Successful infection of a host organism by a bacterial pathogen depends critically on its ability to make the appropriate virulence factors at the right time and place. This is achieved through the coordinate regulation of virulence genes, the expression of which is typically controlled at the level of transcription by proteins that modulate the activity of RNA polymerase (RNAP). Research in my laboratory focuses on the regulation of transcription in pathogenic bacteria with emphasis on regulators that contact RNAP, and regulators that control virulence gene expression.

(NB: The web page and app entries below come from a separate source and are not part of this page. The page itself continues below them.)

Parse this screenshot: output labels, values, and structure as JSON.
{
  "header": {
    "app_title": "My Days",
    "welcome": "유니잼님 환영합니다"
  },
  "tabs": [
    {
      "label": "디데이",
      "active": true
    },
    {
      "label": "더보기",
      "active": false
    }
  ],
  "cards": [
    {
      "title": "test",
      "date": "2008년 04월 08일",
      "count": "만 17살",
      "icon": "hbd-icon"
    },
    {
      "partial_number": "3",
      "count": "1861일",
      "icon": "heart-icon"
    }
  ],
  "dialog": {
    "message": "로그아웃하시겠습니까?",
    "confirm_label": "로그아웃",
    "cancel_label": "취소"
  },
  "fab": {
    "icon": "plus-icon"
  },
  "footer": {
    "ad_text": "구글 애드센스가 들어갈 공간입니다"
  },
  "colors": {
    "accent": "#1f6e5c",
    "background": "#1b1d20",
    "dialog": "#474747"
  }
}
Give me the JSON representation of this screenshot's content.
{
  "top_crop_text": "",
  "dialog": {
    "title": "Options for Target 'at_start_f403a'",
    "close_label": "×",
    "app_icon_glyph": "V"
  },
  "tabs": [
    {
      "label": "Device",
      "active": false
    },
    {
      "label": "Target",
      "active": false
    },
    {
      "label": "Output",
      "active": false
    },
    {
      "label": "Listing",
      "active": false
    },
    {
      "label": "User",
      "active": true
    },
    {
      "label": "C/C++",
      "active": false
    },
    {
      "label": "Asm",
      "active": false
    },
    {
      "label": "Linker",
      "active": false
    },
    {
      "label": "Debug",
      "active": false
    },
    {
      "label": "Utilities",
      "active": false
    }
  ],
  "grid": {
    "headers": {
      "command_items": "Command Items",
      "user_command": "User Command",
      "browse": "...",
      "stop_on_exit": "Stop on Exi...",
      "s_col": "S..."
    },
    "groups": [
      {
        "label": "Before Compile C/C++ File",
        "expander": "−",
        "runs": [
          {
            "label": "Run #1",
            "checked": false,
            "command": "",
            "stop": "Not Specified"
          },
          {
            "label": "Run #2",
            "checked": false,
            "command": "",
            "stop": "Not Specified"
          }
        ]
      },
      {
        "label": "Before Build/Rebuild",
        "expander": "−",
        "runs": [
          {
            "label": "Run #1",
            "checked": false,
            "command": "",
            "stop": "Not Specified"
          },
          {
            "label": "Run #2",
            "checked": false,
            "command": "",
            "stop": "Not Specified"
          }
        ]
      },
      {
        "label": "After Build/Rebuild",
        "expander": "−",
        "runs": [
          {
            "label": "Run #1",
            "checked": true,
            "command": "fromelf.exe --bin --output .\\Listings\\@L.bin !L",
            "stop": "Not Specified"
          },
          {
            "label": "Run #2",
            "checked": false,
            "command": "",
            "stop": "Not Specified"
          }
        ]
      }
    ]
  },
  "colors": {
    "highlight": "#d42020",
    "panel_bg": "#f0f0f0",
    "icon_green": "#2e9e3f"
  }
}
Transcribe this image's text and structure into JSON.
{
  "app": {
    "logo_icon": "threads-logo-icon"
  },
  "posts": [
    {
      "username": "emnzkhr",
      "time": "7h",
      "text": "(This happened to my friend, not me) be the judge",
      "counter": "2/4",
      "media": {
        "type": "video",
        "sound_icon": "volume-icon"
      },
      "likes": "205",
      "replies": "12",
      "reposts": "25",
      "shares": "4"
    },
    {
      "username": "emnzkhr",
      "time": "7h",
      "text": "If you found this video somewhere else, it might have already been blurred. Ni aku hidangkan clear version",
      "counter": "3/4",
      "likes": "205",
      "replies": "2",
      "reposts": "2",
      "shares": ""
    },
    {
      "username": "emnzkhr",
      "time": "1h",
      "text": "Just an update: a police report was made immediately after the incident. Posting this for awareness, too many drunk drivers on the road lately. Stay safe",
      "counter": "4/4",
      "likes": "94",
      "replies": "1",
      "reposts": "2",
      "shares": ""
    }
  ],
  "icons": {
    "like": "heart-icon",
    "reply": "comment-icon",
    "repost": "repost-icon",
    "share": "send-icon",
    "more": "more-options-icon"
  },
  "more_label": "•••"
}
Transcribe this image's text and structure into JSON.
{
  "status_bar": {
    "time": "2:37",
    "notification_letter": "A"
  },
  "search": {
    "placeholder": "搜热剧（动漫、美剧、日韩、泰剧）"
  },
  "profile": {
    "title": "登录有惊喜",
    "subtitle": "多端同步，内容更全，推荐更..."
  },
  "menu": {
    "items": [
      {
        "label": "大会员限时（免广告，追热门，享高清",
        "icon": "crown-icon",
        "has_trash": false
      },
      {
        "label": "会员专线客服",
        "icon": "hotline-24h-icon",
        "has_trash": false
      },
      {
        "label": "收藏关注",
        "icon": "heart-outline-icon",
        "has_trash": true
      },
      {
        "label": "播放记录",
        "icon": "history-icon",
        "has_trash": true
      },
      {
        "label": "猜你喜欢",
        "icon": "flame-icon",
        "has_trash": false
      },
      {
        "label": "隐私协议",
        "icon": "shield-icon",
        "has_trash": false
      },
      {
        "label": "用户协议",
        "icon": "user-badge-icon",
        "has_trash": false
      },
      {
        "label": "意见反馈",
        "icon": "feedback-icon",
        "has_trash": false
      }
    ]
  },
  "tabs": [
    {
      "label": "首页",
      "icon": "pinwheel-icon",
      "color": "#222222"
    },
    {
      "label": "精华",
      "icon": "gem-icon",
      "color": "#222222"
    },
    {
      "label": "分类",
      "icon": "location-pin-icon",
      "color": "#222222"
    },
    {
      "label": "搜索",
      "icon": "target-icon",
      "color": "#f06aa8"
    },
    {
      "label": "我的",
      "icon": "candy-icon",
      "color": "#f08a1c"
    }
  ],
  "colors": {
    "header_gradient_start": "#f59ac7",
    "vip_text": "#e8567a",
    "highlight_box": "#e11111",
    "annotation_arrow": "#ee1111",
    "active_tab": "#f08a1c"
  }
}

Several current projects concern the regulation of virulence gene expression in Pseudomonas aeruginosa, a pathogen that infects the lungs of cystic fibrosis (CF) patients. In the chronically infected CF lung the organism persists as a biofilm—a surface attached community of bacteria encased in a polymeric matrix. Prominent amongst those genes that play a role in biofilm formation in P. aeruginosa are the cupA genes, which encode components of a putative fimbrial structure that facilitates surface-attachment. We have found that MvaT, a member of the H-NS family of proteins, controls the phase-variable (i.e. ON/OFF) expression of the cupA fimbrial gene cluster. Current work is aimed at determining how MvaT exerts this control.

Other work in the laboratory involves the study of two related transcription regulators from the intracellular pathogen Francisella tularensis, the causative agent of tularemia. These two regulators form a complex that associates with RNAP to positively control virulence gene expression in this organism. We are interested in determining how these regulators, which do not appear to bind DNA, influence the expression of specific target genes.

We have begun to investigate the role that small 2-4 nucleotide RNA transcripts, “nanoRNAs” play in the regulation of gene expression in bacteria. We have shown that nanoRNAs can prime transcription initiation in vivo and that when they do this results in large and widespread changes in gene expression. These findings establish that small RNA primers can be used to initiate transcription in vivo, challenging the conventional view that all cellular transcription occurs using only NTPs. Our findings further suggest that nanoRNAs could represent a distinct class of functional small RNAs that can affect gene expression through direct incorporation into a target RNA transcript rather than through a traditional antisense-based mechanism.


Simon Dove received his PhD from the University of Dundee in the UK and undertook Postdoctoral training in the Department of Microbiology and Molecular Genetics at Harvard Medical School.

Selected Publications

  1.  Goldman, S.R., Sharp, J.S., Vvedenskaya, I.O., Livny, J., Dove, S.L., and Nickels, B.E. (2011) NanoRNAs prime transcription initiation in vivo. Mol. Cell 42, 817-825.
  2. Castang, S., and Dove, S.L. (2010) High-order oligomerization is required for the function of the H-NS family member MvaT in Pseudomonas aeruginosaMol. Microbiol. 78, 916-931.
  3. Charity, J.C., Blalock, L.T., Costante-Hamm, M.M., Kasper, D.L., and Dove, S.L. (2009) Small molecule control of virulence gene expression in Francisella tularensis. PLoS Pathog. 5, e1000641.
  4. Turner, K.H., Vallet-Gely, I., and Dove, S.L. (2009) Epigenetic control of virulence gene expression in Pseudomonas aeruginosa by a LysR-type transcription regulator. PLoS Genet. 5, e1000779.